WASHINGTON - New York Governor Andrew Cuomo is airing TV ads around the country that offer tax-free status for 10 years to new business start-ups entering his state.

The ads' claims are deceptive because they come with a lot of government strings attached. You only get a tax cut if you put your business where the state tells you to put it, plus meet other state requirements. Critics say Cuomo's sweeping claims are not what they're cracked up to be.

Once again, not unlike President Obama's tax credit proposals, the Democrats think they can dictate the rules that produce successful businesses and lots of jobs. It did not work nationally, and it isn't going to work in New York where, after Cuomo's first three years in office, the statewide jobless rate remains over 7 percent.

In New York City, unemployment is a recession-leaning 8.1 percent.

"Will Gov. Cuomo ever stop with the tax gimmicks?
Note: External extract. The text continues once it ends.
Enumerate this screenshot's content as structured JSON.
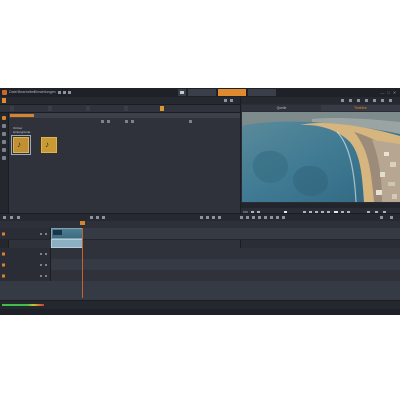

Our beleaguered state economy needs more than political plans that pick winners and losers," the New York Post lectured the governor last month.

The exaggerated claims in Cuomo's "Start-Up NY" TV ads do not to reach out to major retail and wholesale firms, or medical service businesses and many other business sectors. Instead his tax cut plan focuses on high-tech and manufacturing companies that must locate their firms on or near predominantly "upstate" university campuses.

Moreover, businesses that qualify could lose their tax-free status if they do not produce the required number of jobs under Cuomo's program. "And the program Cuomo called 'bold' is limited to just 10,000 jobs -- one tenth of a percent of the private-sector jobs in New York," the Post said.

In another blistering critique last week, Americans for Tax Reform, an anti-tax lobbying group, said "Cuomo is blowing smoke" on his tax cut claims.

"A closer examination of Gov. Cuomo's proposed tax changes reveals that in most cases, they would not result in a net reduction in New York's state and local tax burden," they said.

In fact, upon closer examination of the tax plans' details, it is shifting of tax burdens, rather than reducing tax rates.

E. J. McMahon, who heads up the Empire Center for Public Policy, has testified that more than half of Cuomo's proposed "tax cuts" in property tax relief are actually "a tax shift. That is, they take a levy that is being assessed on the local level and shift it to the state level," ATR said.


Donald Lambro

Donald Lambro is chief political correspondent for The Washington Times.